Oh Lord, my Lord, how majestic is your name in all of the earth. For it is you and you alone, my God, to whom all power and honor and glory belongs. In obedience to your Holy Word, I lift up this prayer as a sweet offering for those who rule over us.
Have mercy upon us my Savior, for we are people who are divided, brother against brother and sister against sister. This is obvious when we examine the results of our last presidential election, where 51 percent voted for the incumbent and 48 percent voted for the challenger. <?xml:namespace prefix = o ns = “urn:schemas-microsoft-com:office:office” />
I pray that you, O gracious Lord, provide the newly elected president with the wisdom of recognizing a need for reconciliation and of uniting a very divided nation. Let not human arrogance cloud his vision into believing a mandate has been given to pursue a policy that continues to disenfranchise a significant portion of the constituents.
I can only hope, my precious Sustainer, that we can ask hard questions as to who voted for whom–not for the purpose of tearing down, but to learn and explore the reasons of our division. Infuse the president with a desire to know why the vast majority of people of color were not willing to support him. What do they know and what do they experience that the rest of white America refuses to recognize?
Forgive, O merciful One, our rush to idolatry, when we are quick to exchange our trust in you for a trust in politicians. Let us not fall into the temptation of exchanging the glory of the immortal God for a worthless imitation–the image of mortal humans who can deceive the sheep with words and deeds of piety while simultaneously pursuing policies that bring much death and misery to your children, specifically those who are already disenfranchised.
Remind us, O Lord, never to fuse or confuse political ideology with your Holy Word. For to say that the political opinions of any one leader or party come directly from you is to fall into the error of the Israelites of old who, facing conquest from the Babylonians, chose to put their trust in the strength of Egypt’s armies, rather than the words of your prophet Jeremiah.
We beseech you O God not to withhold your Holy Spirit, leaving us instead to our own filthy practices of gluttony, pride, arrogance and self-centeredness, since we have given up divine truth for a lie, worshiping political parties and politicians who are but creatures instead of the Creator, who is blessed for ever.

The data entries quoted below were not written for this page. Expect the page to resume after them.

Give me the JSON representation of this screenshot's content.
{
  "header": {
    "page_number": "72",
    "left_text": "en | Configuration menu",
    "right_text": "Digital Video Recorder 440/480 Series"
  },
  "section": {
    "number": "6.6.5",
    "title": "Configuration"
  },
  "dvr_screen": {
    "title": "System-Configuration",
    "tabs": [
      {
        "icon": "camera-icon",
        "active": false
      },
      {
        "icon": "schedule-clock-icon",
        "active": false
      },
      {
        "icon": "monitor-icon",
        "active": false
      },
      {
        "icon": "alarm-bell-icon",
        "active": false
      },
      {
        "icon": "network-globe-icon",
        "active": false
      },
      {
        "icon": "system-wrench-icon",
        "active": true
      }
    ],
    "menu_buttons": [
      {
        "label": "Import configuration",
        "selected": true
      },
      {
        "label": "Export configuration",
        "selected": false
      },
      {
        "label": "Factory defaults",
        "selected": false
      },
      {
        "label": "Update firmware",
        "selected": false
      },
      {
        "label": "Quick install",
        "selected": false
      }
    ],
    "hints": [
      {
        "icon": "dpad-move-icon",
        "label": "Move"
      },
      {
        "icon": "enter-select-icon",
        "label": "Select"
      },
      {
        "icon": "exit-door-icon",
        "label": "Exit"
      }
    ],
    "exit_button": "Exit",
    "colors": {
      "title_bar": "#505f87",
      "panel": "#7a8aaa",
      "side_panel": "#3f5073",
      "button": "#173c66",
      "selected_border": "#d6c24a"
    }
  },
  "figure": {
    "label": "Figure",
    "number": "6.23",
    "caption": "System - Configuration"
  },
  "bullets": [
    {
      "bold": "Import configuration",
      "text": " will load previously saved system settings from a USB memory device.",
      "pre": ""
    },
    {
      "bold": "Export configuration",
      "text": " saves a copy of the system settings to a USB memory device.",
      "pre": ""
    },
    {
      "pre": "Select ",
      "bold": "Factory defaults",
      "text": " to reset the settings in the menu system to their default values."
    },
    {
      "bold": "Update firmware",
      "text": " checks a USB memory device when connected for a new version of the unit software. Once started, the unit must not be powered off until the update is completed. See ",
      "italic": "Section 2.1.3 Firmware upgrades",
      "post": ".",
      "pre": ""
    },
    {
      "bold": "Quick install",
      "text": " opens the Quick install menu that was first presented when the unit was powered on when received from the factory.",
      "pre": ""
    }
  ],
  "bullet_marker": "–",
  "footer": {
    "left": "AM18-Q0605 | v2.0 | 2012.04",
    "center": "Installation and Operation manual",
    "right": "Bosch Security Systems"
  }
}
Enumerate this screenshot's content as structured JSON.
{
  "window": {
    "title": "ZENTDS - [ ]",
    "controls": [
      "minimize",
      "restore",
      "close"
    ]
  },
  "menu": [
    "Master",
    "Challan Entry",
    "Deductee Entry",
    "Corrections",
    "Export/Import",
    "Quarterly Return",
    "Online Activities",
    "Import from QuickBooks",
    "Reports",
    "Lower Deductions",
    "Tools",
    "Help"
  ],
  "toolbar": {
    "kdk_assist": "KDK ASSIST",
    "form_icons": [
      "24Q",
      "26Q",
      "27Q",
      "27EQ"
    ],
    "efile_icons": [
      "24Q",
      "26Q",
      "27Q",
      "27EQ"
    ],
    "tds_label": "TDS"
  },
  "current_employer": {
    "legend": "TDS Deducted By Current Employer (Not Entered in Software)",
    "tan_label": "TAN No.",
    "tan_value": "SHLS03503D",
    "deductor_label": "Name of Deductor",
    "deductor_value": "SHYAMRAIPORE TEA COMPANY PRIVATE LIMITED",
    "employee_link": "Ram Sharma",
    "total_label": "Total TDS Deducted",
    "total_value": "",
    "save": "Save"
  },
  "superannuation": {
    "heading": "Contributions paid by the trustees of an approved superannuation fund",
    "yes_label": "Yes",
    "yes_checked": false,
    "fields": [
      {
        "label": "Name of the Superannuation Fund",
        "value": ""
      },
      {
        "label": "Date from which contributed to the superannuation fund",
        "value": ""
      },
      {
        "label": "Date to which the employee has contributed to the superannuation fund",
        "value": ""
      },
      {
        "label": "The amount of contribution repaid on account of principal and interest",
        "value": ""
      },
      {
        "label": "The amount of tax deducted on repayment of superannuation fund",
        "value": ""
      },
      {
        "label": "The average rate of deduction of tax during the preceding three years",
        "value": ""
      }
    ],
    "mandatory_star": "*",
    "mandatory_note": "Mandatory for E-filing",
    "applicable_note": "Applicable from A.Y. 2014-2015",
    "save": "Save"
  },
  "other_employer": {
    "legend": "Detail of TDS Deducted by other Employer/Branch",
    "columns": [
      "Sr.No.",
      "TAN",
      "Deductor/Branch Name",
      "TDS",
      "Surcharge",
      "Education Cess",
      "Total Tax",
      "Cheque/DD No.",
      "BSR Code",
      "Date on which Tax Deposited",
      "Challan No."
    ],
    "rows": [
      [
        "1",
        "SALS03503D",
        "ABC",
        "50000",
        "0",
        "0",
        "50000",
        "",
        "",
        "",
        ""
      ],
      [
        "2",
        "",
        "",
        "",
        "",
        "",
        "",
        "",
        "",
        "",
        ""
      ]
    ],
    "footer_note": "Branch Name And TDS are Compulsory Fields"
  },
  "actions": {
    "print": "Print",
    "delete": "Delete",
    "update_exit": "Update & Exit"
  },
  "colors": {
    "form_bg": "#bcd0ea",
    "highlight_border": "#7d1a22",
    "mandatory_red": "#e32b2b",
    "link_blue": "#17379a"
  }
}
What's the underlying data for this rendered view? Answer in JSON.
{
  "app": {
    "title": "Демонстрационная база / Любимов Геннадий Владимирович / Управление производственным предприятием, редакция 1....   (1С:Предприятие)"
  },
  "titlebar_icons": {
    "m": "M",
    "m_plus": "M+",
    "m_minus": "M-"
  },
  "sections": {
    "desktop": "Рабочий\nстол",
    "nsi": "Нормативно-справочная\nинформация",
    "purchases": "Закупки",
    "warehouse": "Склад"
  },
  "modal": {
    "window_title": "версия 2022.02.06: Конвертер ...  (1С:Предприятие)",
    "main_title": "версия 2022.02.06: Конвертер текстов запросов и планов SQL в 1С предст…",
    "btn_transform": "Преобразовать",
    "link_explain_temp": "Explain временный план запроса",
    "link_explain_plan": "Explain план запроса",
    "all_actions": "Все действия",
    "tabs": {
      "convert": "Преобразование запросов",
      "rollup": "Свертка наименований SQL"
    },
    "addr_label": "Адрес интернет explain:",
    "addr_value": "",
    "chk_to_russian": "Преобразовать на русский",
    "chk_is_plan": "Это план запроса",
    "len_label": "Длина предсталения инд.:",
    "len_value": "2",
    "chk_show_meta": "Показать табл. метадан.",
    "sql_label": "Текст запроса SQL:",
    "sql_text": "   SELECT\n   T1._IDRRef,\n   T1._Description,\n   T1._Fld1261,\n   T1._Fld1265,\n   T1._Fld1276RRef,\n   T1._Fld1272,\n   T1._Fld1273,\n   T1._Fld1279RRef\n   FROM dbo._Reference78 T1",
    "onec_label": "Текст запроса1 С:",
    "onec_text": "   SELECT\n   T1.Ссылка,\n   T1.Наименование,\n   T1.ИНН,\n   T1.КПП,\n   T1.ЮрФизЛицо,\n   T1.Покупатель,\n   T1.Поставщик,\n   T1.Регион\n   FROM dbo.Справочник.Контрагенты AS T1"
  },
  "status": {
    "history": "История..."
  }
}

Do not, O Lord, abandon us to the degrading passions of nationalism, refusing to see that you are the God of all nations, not just one–and love all people, not just us. Yes, for you are the Prince of Peace who not only weeps when our children die violent deaths in war, but you also shed tears when those we call “enemy” die by our hands.
We have exchanged the virtuous through character assassination for the prize of higher office, and the poor for a pair of sandals. We have trampled on the heads of ordinary people for corporate gain. Woe to those who turn justice into wormwood, throwing integrity to the ground, hating the one who calls for justice and detesting those who boldly and honestly speak the Word of the Lord.
Thus we pray that as a nation, our political policies fall in line with your call, specifically: feed the hungry, provide drink to the thirsty, clothe the naked, welcome the alien, provide for the sick, minister to the incarcerated. For when we attend to the least among us–the marginalized, the disenfranchised–we attend to you.
Forgive our refusal to acknowledge you as God through public policies that contribute to increasing the gap between the rich and the poor, either through tax policies, unfair labor laws, or sweetheart deals to corporations who funded political campaigns. For if through our mouths we continue to declare you our Lord, but through our actions continue to support policies that brings hardship and misery upon so many, then you will leave us to our own irrational ideas and the monstrous consequences of our choices and behavior.
Lord of my salvation, I come to you in prayer for this nation for I have nowhere else to turn. You are the Author of all life, making you presence known so that all who are created in your image can have the potential of an abundant life, not only in the hereafter, but in the here and now.
So I close this prayer in the hope that in spite of any politician, any personal agenda or any political ideology, your justice will flow like living water, and integrity like an unfailing stream.
And as a reminder to keep this prayer in my heart daily, as well as a symbol of protest to the peril of what this nation may become, I commit to wear a blue armband on my left arm, until at least inauguration day.
Miguel De La Torre, a Cuban American, is professor of theologies of liberation at Hope College in Holland, <?xml:namespace prefix = st1 ns = “urn:schemas-microsoft-com:office:smarttags” />Mich. He is a graduate of Southern Baptist Theological Seminary and a former Baptist pastor in Kentucky. His column also appears in the Holland Sentinel.
Order Miguel De La Torre’s book Reading the Bible from the Margins now from Amazon.com